Anyone who knows me well knows that I love meat. A juicy piece of seared salmon, a well-braised lamb chop, or a fine slab of grilled rib-eye steak for dinner? YES please!
I guess this carnivorous side of me I inherited from my dad, who can hardly go one meal without meat. Much to the protest of my vegetarian-ly-inclined mother, he makes up all kinds of reasons for needing meat- protein for muscle building, gives him energy to work, more vitamins and so on. Somehow, eating meat has always been subconsciously associated with manhood in society’s eyes, whereas eating veggies (or what my dad calls cat food) is associated with a feminine touch. I’m not sure what this conclusion makes me, but anyhow, I am determined to master the art of cooking carne.
And one who lives in Texas cannot begin to talk about meat without knowing how to roast a good beef brisket. Recently, I’ve been reading Michael Pollan’s book “Cooked”, and one of the first culinary fields he explores is barbecue. To learn to make authentic barbeque, he traveled to North Carolina and became an apprentice to a famous pit master there named Ed Mitchell. Then he goes on to describe their process of roasting whole hogs over live fires, how to crisp the skin, the types of wood that adds aroma to the meat. Reading the book, I was constantly drooling on the inside, and I was inspired to try my hands at it. Well… not the roasting whole hog part, but I thought I’d start with brisket.

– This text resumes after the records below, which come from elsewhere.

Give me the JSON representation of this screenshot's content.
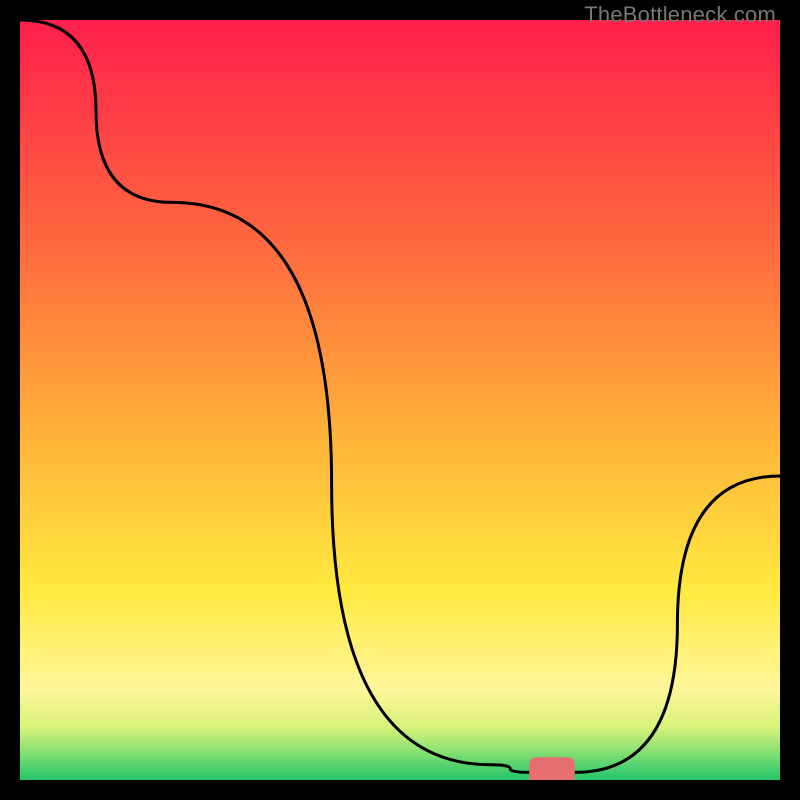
{
  "watermark": "TheBottleneck.com",
  "chart_data": {
    "type": "line",
    "title": "",
    "xlabel": "",
    "ylabel": "",
    "xlim": [
      0,
      100
    ],
    "ylim": [
      0,
      100
    ],
    "x": [
      0,
      20,
      62,
      67,
      73,
      100
    ],
    "values": [
      100,
      76,
      2,
      1,
      1,
      40
    ],
    "marker": {
      "x": 70,
      "y": 1,
      "color": "#e76f6f",
      "width": 6,
      "height": 2
    },
    "background_gradient": {
      "stops": [
        {
          "pos": 0.0,
          "color": "#ff1f4b"
        },
        {
          "pos": 0.3,
          "color": "#ff6a3f"
        },
        {
          "pos": 0.55,
          "color": "#ffb43a"
        },
        {
          "pos": 0.75,
          "color": "#ffe93f"
        },
        {
          "pos": 0.88,
          "color": "#fff69a"
        },
        {
          "pos": 0.93,
          "color": "#d9f27a"
        },
        {
          "pos": 0.96,
          "color": "#8ee374"
        },
        {
          "pos": 1.0,
          "color": "#23c36a"
        }
      ]
    }
  }
}
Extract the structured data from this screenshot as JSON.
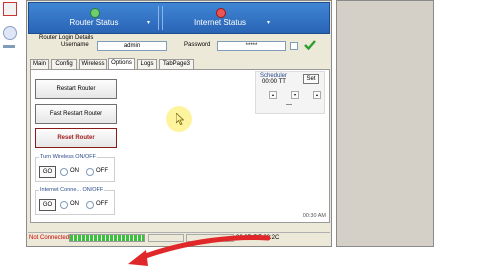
{
  "header": {
    "router_status_label": "Router Status",
    "internet_status_label": "Internet Status",
    "router_status_color": "#4caf50",
    "internet_status_color": "#e53935"
  },
  "login": {
    "group_title": "Router Login Details",
    "username_label": "Username",
    "username_value": "admin",
    "password_label": "Password",
    "password_value": "*****",
    "confirm_icon": "check-icon"
  },
  "tabs": [
    "Main",
    "Config",
    "Wireless",
    "Options",
    "Logs",
    "TabPage3"
  ],
  "active_tab": "Options",
  "options": {
    "restart_router": "Restart Router",
    "fast_restart_router": "Fast Restart Router",
    "reset_router": "Reset Router",
    "wireless_group": "Turn Wireless ON/OFF",
    "internet_group": "Internet Conne... ON/OFF",
    "go_label": "GO",
    "on_label": "ON",
    "off_label": "OFF"
  },
  "scheduler": {
    "title": "Scheduler",
    "time": "00:00 TT",
    "set_label": "Set",
    "dash": "—"
  },
  "panel_clock": "00:30 AM",
  "status": {
    "connection": "Not Connected",
    "mac": "00:0D:DF:28:2C",
    "connection_color": "#cc0000",
    "progress_color": "#3cc23c"
  },
  "annotation": {
    "arrow_color": "#e0282a"
  }
}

After much deliberation (and bewilderment) at the the supermarket over which cut of brisket to choose from, I happily carried my 3 pounds of brisket home and proceeded with my experiment. From the hundreds of brisket rubs online, I picked one that looked promising. Next step was figuring out to bast or not to bast the almost done brisket with the meat juice. I decided on a no, more because of my laziness than the logic that moisture might escape when you unfold the foiled wrapped treasure. Lastly, I had to find out how many hours to roast this beast for. Here’s a handy guide I found:
- 3-4 pound brisket = 6 hours
- 5-7 pound brisket = 11 hours
- 8-10 pound brisket = 14 hours
Alas, after 5 hours, my brisket emerged blazing hot from the oven. But when it was time to slice it, I found out to my much disappointment that it was a bit dry. So I shredded the meat and made brisket sandwiches out of it, which gave a more moistened texture. Lesson #1: do not let air escape from the foil wrapped brisket. Lesson #2: even dry meat can make delicious pulled brisket sandwiches!
Texas-style Brisket Sandwich
- 3 pounds of brisket
- 2 Tbsp paprika
- 2 Tbsp cumin
- 1 Tbsp salt
- 1 Tbsp oregano
- 1 Tbsp minced garlic
- 1 tbsp cayenne pepper
- 3 Tbsp red wine vinegar
For the brisket, combine dry ingredients in a bowl and mix thoroughly to make the rub. Rub the mixture evenly onto all sides of the brisket. Add red wine vinegar to the brisket.
Preheat oven to 250F. Wrap the brisket in foil, make sure that it is air sealed. Roast the meat in a roasting pan for 5 hours.
When the meat is soft and jiggly, it is done. Take out the brisket and let it rest for 30 minutes on the cutting board. Then slice brisket to your liking or shred it like I did. Drizzle 1 tablespoon of red wine vinegar over brisket before serving.